Commissioned by the Quantock Landscape Partnership Scheme, the high precision terrain mapping project will improve the understanding how people have lived and worked in the area for thousands of years.

A 5 year £2.6 million programme the Quantock Landscape Partnership Scheme (QLPS) was created to conserve and celebrate the landscape of the area. Significantly funded by the National Lottery Heritage Fund it is led by the Quantock Hills Area of Outstanding Natural Beauty (AONB) which is in turn hosted by Somerset County Council.

As mentioned in the press release, Bill Jenman, Landscape Partnership Scheme Manager said that the Landscape Partnership Scheme was developed in response to the pressure and opportunities they face as one of the finest and oldest Area of Outstanding Natural Beauty, including the changing agricultural economy and recreational usage.

The scheme also hopes to increase the understanding of the development of the Manorial landscape and how this underpins the character of the Quantocks. He added that as part of this work they have commissioned Bluesky to undertake a high-resolution LiDAR survey.

For large scale topographical survey work, such as archaeological investigations and desk-based archive studies, there is really no substitute for good LiDAR coverage, and he is excited about what this data will reveal about the industrial heritage as well as potentially some missing pieces of the medieval and prehistoric picture.

The QLPS commissioned Bluesky to capture nearly 200 square kilometres of ‘leaf off’ LiDAR data at a resolution of 16 points per metre (ppm). The data will be captured during the winter 20 /21 flying season using Bluesky’s newly upgraded LiDAR sensor.
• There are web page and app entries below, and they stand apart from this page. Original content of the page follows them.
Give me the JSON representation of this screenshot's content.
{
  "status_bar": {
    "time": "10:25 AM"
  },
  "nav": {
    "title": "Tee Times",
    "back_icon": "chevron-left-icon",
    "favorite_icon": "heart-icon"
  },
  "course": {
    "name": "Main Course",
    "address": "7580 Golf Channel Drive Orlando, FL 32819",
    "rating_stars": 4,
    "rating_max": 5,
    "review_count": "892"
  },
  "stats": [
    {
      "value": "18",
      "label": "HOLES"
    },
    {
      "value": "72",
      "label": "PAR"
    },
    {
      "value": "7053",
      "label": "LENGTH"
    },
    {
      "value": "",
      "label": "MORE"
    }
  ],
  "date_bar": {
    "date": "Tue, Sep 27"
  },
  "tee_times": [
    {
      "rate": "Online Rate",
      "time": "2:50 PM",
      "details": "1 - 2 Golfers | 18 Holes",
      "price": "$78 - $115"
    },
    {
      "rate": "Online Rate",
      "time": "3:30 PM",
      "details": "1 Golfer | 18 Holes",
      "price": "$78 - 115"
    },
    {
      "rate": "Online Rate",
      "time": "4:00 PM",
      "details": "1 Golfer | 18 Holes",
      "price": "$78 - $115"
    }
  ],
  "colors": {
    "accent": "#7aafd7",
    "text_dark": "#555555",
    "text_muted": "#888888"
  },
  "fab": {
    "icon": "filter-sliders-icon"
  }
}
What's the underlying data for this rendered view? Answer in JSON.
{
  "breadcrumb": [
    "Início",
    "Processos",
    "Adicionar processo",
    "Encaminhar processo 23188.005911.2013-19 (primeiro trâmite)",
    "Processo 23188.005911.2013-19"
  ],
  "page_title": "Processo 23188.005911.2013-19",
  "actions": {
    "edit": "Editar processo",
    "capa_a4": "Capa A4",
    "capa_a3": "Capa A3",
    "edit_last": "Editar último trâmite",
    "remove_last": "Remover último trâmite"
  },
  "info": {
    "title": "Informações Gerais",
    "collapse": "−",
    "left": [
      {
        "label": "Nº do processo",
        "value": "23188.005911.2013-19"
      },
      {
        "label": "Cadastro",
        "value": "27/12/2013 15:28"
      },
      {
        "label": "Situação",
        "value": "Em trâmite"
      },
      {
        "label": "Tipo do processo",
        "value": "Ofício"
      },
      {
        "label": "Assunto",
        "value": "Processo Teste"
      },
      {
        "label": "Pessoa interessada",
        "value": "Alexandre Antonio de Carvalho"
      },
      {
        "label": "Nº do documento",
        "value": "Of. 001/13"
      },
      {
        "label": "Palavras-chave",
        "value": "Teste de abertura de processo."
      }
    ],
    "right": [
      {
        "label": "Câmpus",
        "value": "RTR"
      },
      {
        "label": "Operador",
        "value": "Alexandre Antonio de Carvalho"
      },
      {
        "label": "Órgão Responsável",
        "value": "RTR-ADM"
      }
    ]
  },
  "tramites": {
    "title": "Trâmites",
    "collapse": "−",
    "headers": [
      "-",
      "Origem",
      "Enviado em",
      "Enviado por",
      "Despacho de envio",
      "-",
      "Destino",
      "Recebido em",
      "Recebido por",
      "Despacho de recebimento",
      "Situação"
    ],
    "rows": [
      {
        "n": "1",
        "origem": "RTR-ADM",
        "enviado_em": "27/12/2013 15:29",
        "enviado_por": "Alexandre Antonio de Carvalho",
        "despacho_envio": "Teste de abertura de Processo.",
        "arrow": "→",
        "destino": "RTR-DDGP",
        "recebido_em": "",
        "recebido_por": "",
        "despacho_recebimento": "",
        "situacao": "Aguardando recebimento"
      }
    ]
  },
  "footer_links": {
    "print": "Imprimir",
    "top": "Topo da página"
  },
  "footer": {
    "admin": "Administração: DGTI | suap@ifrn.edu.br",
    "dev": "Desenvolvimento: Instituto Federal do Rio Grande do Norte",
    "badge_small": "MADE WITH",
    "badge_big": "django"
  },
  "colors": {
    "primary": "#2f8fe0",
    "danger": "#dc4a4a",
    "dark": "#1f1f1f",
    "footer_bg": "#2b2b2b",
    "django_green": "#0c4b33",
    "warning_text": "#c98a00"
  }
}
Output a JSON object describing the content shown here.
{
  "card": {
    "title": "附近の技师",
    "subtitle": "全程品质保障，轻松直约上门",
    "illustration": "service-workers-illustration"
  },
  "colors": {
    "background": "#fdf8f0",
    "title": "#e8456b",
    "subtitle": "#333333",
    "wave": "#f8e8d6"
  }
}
The original LiDAR data and any derived datasets, such as elevation models and hill-shade images, will be made available to all project partners including the South West Heritage Trust and Somerset County Council as well as the Environment Agency.